_EXCERPTED RECORDS_:
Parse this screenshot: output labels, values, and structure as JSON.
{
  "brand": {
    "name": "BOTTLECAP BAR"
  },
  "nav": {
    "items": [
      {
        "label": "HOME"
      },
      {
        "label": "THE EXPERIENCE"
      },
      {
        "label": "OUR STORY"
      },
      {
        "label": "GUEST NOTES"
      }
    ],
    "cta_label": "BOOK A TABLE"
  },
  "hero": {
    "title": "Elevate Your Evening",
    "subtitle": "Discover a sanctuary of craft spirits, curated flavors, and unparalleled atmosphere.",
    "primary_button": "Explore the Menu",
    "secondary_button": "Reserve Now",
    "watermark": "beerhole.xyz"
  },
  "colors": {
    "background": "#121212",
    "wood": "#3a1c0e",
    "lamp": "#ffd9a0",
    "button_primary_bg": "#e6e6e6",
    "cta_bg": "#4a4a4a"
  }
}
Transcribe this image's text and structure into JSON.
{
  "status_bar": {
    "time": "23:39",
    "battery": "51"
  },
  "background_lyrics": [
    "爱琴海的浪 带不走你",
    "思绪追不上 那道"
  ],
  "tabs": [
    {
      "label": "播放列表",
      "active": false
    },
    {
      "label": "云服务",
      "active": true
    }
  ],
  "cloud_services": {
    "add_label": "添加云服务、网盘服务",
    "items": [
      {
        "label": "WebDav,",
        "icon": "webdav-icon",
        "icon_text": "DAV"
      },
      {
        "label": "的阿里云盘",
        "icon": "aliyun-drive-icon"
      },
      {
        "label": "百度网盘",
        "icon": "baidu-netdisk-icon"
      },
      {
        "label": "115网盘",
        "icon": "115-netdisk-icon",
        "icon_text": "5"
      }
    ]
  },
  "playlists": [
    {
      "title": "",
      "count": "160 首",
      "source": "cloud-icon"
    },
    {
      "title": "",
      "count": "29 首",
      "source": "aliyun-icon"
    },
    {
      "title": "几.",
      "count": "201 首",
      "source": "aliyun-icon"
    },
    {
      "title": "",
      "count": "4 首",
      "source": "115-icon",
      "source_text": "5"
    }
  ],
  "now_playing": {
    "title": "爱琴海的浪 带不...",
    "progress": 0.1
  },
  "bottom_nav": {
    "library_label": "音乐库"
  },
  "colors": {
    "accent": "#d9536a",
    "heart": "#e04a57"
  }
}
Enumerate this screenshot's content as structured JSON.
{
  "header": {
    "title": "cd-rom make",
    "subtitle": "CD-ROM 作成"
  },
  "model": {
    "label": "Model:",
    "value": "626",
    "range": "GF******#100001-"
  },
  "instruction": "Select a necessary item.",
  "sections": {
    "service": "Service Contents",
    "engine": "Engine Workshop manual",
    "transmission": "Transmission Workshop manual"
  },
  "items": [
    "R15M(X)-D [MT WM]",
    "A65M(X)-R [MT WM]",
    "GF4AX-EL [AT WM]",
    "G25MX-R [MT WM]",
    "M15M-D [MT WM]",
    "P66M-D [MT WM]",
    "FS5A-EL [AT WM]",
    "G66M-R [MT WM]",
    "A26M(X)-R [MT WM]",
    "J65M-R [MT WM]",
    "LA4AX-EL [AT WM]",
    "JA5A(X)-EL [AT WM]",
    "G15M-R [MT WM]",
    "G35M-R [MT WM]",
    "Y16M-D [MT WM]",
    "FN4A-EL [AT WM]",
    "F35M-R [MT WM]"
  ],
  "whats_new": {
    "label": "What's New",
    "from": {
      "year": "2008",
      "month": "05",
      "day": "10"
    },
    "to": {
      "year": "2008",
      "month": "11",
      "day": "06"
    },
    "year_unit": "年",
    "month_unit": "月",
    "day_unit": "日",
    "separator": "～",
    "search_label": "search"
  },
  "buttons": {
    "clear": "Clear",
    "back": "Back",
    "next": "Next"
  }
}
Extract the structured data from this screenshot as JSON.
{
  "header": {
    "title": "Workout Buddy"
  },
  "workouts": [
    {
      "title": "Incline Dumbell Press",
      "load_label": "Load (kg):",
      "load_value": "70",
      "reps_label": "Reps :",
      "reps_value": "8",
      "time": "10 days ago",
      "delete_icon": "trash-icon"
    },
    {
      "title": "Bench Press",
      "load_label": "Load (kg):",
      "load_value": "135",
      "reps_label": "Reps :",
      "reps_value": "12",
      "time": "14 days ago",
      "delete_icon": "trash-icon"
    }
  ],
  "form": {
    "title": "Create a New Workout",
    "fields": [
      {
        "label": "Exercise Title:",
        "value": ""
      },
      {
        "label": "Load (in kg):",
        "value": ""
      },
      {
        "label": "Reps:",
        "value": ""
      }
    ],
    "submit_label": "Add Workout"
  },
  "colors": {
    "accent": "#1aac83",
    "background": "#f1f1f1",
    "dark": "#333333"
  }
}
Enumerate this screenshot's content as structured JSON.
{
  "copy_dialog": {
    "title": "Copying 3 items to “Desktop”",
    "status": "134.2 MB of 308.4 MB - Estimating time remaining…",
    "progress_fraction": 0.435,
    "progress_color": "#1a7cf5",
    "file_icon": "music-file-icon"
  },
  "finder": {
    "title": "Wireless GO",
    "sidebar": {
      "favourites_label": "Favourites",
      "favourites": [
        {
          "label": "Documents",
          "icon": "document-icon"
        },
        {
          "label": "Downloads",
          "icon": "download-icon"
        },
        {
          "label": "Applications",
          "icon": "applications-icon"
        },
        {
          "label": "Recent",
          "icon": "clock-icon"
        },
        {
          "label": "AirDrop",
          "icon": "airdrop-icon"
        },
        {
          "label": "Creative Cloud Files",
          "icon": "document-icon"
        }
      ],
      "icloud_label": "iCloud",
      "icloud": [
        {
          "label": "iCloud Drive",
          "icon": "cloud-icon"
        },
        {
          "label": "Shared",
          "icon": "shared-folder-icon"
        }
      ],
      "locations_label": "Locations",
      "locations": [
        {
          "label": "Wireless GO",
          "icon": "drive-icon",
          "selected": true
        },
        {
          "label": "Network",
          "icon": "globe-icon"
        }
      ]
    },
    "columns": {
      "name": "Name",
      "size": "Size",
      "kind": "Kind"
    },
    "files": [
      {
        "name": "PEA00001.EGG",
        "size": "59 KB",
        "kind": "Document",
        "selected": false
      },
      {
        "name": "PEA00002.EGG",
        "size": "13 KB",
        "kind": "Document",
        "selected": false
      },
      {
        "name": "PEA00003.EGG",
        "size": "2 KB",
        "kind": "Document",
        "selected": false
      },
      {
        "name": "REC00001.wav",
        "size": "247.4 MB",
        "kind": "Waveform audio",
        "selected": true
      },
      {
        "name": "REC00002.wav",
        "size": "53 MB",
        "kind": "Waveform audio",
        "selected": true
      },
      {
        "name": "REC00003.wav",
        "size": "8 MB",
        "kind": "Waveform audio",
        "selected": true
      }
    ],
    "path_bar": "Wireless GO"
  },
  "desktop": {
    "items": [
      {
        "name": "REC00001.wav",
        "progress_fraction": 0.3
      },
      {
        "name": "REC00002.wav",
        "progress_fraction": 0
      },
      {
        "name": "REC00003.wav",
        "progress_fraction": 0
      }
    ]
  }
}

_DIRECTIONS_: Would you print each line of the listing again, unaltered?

_TASK OUTPUT_:
Parse this screenshot: output labels, values, and structure as JSON.
{
  "brand": {
    "name": "BOTTLECAP BAR"
  },
  "nav": {
    "items": [
      {
        "label": "HOME"
      },
      {
        "label": "THE EXPERIENCE"
      },
      {
        "label": "OUR STORY"
      },
      {
        "label": "GUEST NOTES"
      }
    ],
    "cta_label": "BOOK A TABLE"
  },
  "hero": {
    "title": "Elevate Your Evening",
    "subtitle": "Discover a sanctuary of craft spirits, curated flavors, and unparalleled atmosphere.",
    "primary_button": "Explore the Menu",
    "secondary_button": "Reserve Now",
    "watermark": "beerhole.xyz"
  },
  "colors": {
    "background": "#121212",
    "wood": "#3a1c0e",
    "lamp": "#ffd9a0",
    "button_primary_bg": "#e6e6e6",
    "cta_bg": "#4a4a4a"
  }
}
Transcribe this image's text and structure into JSON.
{
  "status_bar": {
    "time": "23:39",
    "battery": "51"
  },
  "background_lyrics": [
    "爱琴海的浪 带不走你",
    "思绪追不上 那道"
  ],
  "tabs": [
    {
      "label": "播放列表",
      "active": false
    },
    {
      "label": "云服务",
      "active": true
    }
  ],
  "cloud_services": {
    "add_label": "添加云服务、网盘服务",
    "items": [
      {
        "label": "WebDav,",
        "icon": "webdav-icon",
        "icon_text": "DAV"
      },
      {
        "label": "的阿里云盘",
        "icon": "aliyun-drive-icon"
      },
      {
        "label": "百度网盘",
        "icon": "baidu-netdisk-icon"
      },
      {
        "label": "115网盘",
        "icon": "115-netdisk-icon",
        "icon_text": "5"
      }
    ]
  },
  "playlists": [
    {
      "title": "",
      "count": "160 首",
      "source": "cloud-icon"
    },
    {
      "title": "",
      "count": "29 首",
      "source": "aliyun-icon"
    },
    {
      "title": "几.",
      "count": "201 首",
      "source": "aliyun-icon"
    },
    {
      "title": "",
      "count": "4 首",
      "source": "115-icon",
      "source_text": "5"
    }
  ],
  "now_playing": {
    "title": "爱琴海的浪 带不...",
    "progress": 0.1
  },
  "bottom_nav": {
    "library_label": "音乐库"
  },
  "colors": {
    "accent": "#d9536a",
    "heart": "#e04a57"
  }
}
Enumerate this screenshot's content as structured JSON.
{
  "header": {
    "title": "cd-rom make",
    "subtitle": "CD-ROM 作成"
  },
  "model": {
    "label": "Model:",
    "value": "626",
    "range": "GF******#100001-"
  },
  "instruction": "Select a necessary item.",
  "sections": {
    "service": "Service Contents",
    "engine": "Engine Workshop manual",
    "transmission": "Transmission Workshop manual"
  },
  "items": [
    "R15M(X)-D [MT WM]",
    "A65M(X)-R [MT WM]",
    "GF4AX-EL [AT WM]",
    "G25MX-R [MT WM]",
    "M15M-D [MT WM]",
    "P66M-D [MT WM]",
    "FS5A-EL [AT WM]",
    "G66M-R [MT WM]",
    "A26M(X)-R [MT WM]",
    "J65M-R [MT WM]",
    "LA4AX-EL [AT WM]",
    "JA5A(X)-EL [AT WM]",
    "G15M-R [MT WM]",
    "G35M-R [MT WM]",
    "Y16M-D [MT WM]",
    "FN4A-EL [AT WM]",
    "F35M-R [MT WM]"
  ],
  "whats_new": {
    "label": "What's New",
    "from": {
      "year": "2008",
      "month": "05",
      "day": "10"
    },
    "to": {
      "year": "2008",
      "month": "11",
      "day": "06"
    },
    "year_unit": "年",
    "month_unit": "月",
    "day_unit": "日",
    "separator": "～",
    "search_label": "search"
  },
  "buttons": {
    "clear": "Clear",
    "back": "Back",
    "next": "Next"
  }
}
Extract the structured data from this screenshot as JSON.
{
  "header": {
    "title": "Workout Buddy"
  },
  "workouts": [
    {
      "title": "Incline Dumbell Press",
      "load_label": "Load (kg):",
      "load_value": "70",
      "reps_label": "Reps :",
      "reps_value": "8",
      "time": "10 days ago",
      "delete_icon": "trash-icon"
    },
    {
      "title": "Bench Press",
      "load_label": "Load (kg):",
      "load_value": "135",
      "reps_label": "Reps :",
      "reps_value": "12",
      "time": "14 days ago",
      "delete_icon": "trash-icon"
    }
  ],
  "form": {
    "title": "Create a New Workout",
    "fields": [
      {
        "label": "Exercise Title:",
        "value": ""
      },
      {
        "label": "Load (in kg):",
        "value": ""
      },
      {
        "label": "Reps:",
        "value": ""
      }
    ],
    "submit_label": "Add Workout"
  },
  "colors": {
    "accent": "#1aac83",
    "background": "#f1f1f1",
    "dark": "#333333"
  }
}
Enumerate this screenshot's content as structured JSON.
{
  "copy_dialog": {
    "title": "Copying 3 items to “Desktop”",
    "status": "134.2 MB of 308.4 MB - Estimating time remaining…",
    "progress_fraction": 0.435,
    "progress_color": "#1a7cf5",
    "file_icon": "music-file-icon"
  },
  "finder": {
    "title": "Wireless GO",
    "sidebar": {
      "favourites_label": "Favourites",
      "favourites": [
        {
          "label": "Documents",
          "icon": "document-icon"
        },
        {
          "label": "Downloads",
          "icon": "download-icon"
        },
        {
          "label": "Applications",
          "icon": "applications-icon"
        },
        {
          "label": "Recent",
          "icon": "clock-icon"
        },
        {
          "label": "AirDrop",
          "icon": "airdrop-icon"
        },
        {
          "label": "Creative Cloud Files",
          "icon": "document-icon"
        }
      ],
      "icloud_label": "iCloud",
      "icloud": [
        {
          "label": "iCloud Drive",
          "icon": "cloud-icon"
        },
        {
          "label": "Shared",
          "icon": "shared-folder-icon"
        }
      ],
      "locations_label": "Locations",
      "locations": [
        {
          "label": "Wireless GO",
          "icon": "drive-icon",
          "selected": true
        },
        {
          "label": "Network",
          "icon": "globe-icon"
        }
      ]
    },
    "columns": {
      "name": "Name",
      "size": "Size",
      "kind": "Kind"
    },
    "files": [
      {
        "name": "PEA00001.EGG",
        "size": "59 KB",
        "kind": "Document",
        "selected": false
      },
      {
        "name": "PEA00002.EGG",
        "size": "13 KB",
        "kind": "Document",
        "selected": false
      },
      {
        "name": "PEA00003.EGG",
        "size": "2 KB",
        "kind": "Document",
        "selected": false
      },
      {
        "name": "REC00001.wav",
        "size": "247.4 MB",
        "kind": "Waveform audio",
        "selected": true
      },
      {
        "name": "REC00002.wav",
        "size": "53 MB",
        "kind": "Waveform audio",
        "selected": true
      },
      {
        "name": "REC00003.wav",
        "size": "8 MB",
        "kind": "Waveform audio",
        "selected": true
      }
    ],
    "path_bar": "Wireless GO"
  },
  "desktop": {
    "items": [
      {
        "name": "REC00001.wav",
        "progress_fraction": 0.3
      },
      {
        "name": "REC00002.wav",
        "progress_fraction": 0
      },
      {
        "name": "REC00003.wav",
        "progress_fraction": 0
      }
    ]
  }
}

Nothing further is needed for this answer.